Came to the opening on the great lake, which appears to advantage here, the town of Killarney on the north-east shore. Look full on the mountain Glená, which rises in very bold manner, the hanging woods spread half way, and are of great extent, and uncommonly beautiful. Two very pleasing scenes succeed; that to the left is a small bay, hemmed in by a neck of land in front; the immediate shore rocks, which are in a picturesque style, and crowned entirely with arbutus, and other wood; a pretty retired scene, where a variety of objects give no fatigue to the eye. The other is an admirable mixture of the beautiful and sublime: a bare rock of an almost regular figure projects from a headland into the lake, which, with much wood and highland, forms one side of the scene; the other is wood from a rising ground only; the lake open between, in a sheet of no great extent, but in
p.96front is the hanging wood of Glená, which appears in full glory.

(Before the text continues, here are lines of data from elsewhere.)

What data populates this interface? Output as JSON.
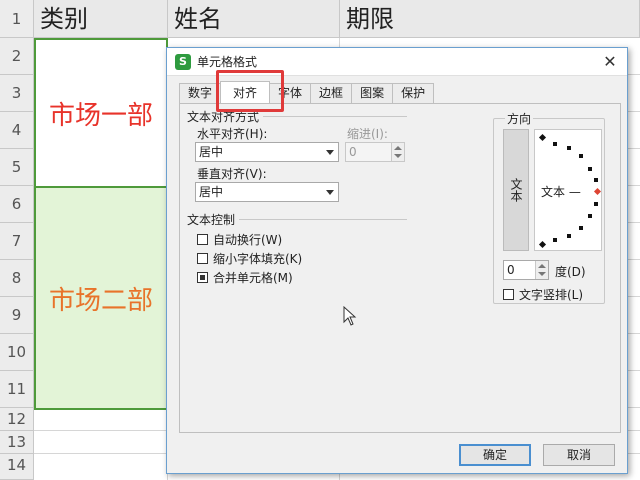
{
  "sheet": {
    "columns": [
      "类别",
      "姓名",
      "期限"
    ],
    "rows": [
      "1",
      "2",
      "3",
      "4",
      "5",
      "6",
      "7",
      "8",
      "9",
      "10",
      "11",
      "12",
      "13",
      "14"
    ],
    "merged_cells": [
      {
        "text": "市场一部",
        "color": "#e8332a",
        "background": "#ffffff"
      },
      {
        "text": "市场二部",
        "color": "#e8732a",
        "background": "#e3f4d7"
      }
    ]
  },
  "dialog": {
    "title": "单元格格式",
    "tabs": [
      "数字",
      "对齐",
      "字体",
      "边框",
      "图案",
      "保护"
    ],
    "active_tab": "对齐",
    "text_alignment": {
      "group_title": "文本对齐方式",
      "horizontal_label": "水平对齐(H):",
      "horizontal_value": "居中",
      "indent_label": "缩进(I):",
      "indent_value": "0",
      "vertical_label": "垂直对齐(V):",
      "vertical_value": "居中"
    },
    "text_control": {
      "group_title": "文本控制",
      "options": [
        {
          "label": "自动换行(W)",
          "checked": false
        },
        {
          "label": "缩小字体填充(K)",
          "checked": false
        },
        {
          "label": "合并单元格(M)",
          "checked": true
        }
      ]
    },
    "orientation": {
      "group_title": "方向",
      "vertical_text_button": "文本",
      "dial_label": "文本 —",
      "degree_value": "0",
      "degree_label": "度(D)",
      "vertical_text_checkbox": "文字竖排(L)",
      "vertical_text_checked": false
    },
    "ok_label": "确定",
    "cancel_label": "取消"
  }
}
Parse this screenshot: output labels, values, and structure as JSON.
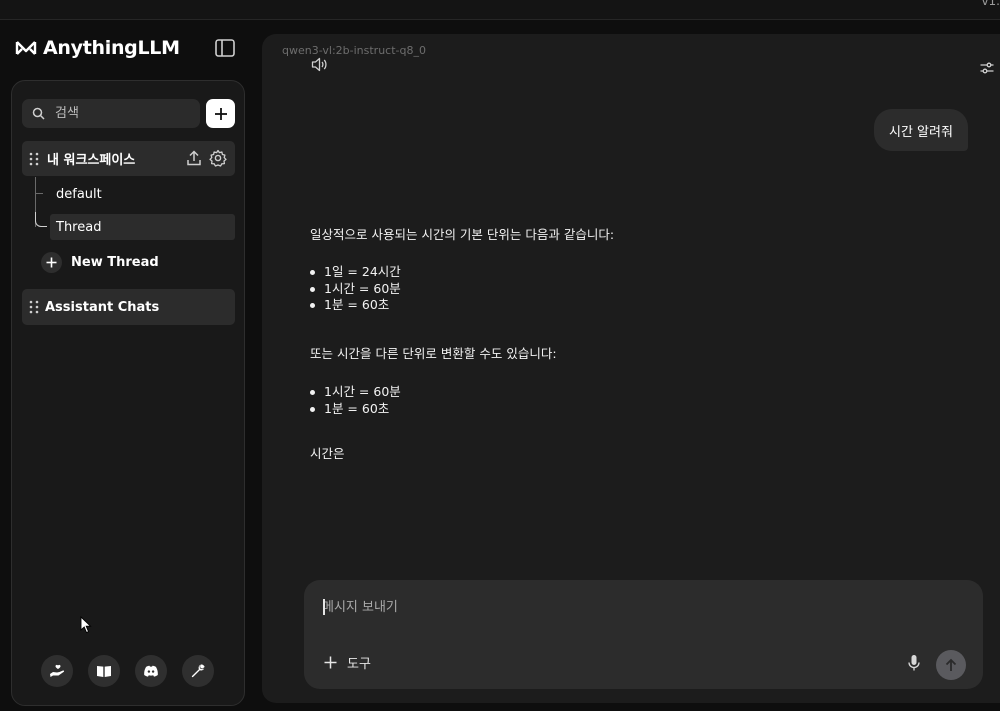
{
  "app": {
    "name": "AnythingLLM",
    "version_fragment": "v1."
  },
  "sidebar": {
    "search_placeholder": "검색",
    "workspace": {
      "name": "내 워크스페이스",
      "threads": [
        {
          "label": "default",
          "active": false
        },
        {
          "label": "Thread",
          "active": true
        }
      ],
      "new_thread_label": "New Thread"
    },
    "assistant_chats_label": "Assistant Chats"
  },
  "chat": {
    "model": "qwen3-vl:2b-instruct-q8_0",
    "user_message": "시간 알려줘",
    "response": {
      "intro": "일상적으로 사용되는 시간의 기본 단위는 다음과 같습니다:",
      "list1": [
        "1일 = 24시간",
        "1시간 = 60분",
        "1분 = 60초"
      ],
      "middle": "또는 시간을 다른 단위로 변환할 수도 있습니다:",
      "list2": [
        "1시간 = 60분",
        "1분 = 60초"
      ],
      "tail": "시간은"
    }
  },
  "composer": {
    "placeholder": "메시지 보내기",
    "tools_label": "도구"
  },
  "icons": {
    "accent": "#ffffff",
    "send_button_color": "#5a5a5e"
  }
}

Mr. Herbert has built a handsome Gothic bridge, to unite the peninsula to the island of Brickeen, through the arch of which the waters of the north and south lake flow. It is a span of twenty-seven feet, and seventeen high, and over it the road leads to that island. From thence to Brickeen nearly finished, and it is to be thrown across a bottom into Dynis.
Returned by the northern path through a thick wood for some distance, and caught a very agreeable view of Ash Island, seen through an opening, inclosed on both sides with wood. Pursued the way from these grounds to Keelbeg, and viewed the bay of the Devil's Island, which is a beautiful one, inclosed by a shore, to the right of very noble rocks in ledges and other forms, crowned in a striking manner with wood; a little rocky islet rises in front; to the left the water opens, and Turk Mountain rises with that proud superiority which attends him in all these scenes.
The view of the promontory of Dindog, near this place, closes this part of the lake, and is indeed singularly beautiful. It is a large rock, which shoots far into the water, of a height sufficient to be interesting, in full relief, fringed with a scanty vegetation; the shore on which you stand bending to the right, as if to meet that rock, presents a circular shade of dark wood: Turk still the background, in a character of
p.97great sublimity, and Mangerton's loftier summit, but less interesting outline, a part of the scenery. These views, with others of less moment, are connected by a succession of lawns breaking among the wood, pleasing the eye with lively verdure, and relieving it from the fatigue of the stupendous mountain scenes.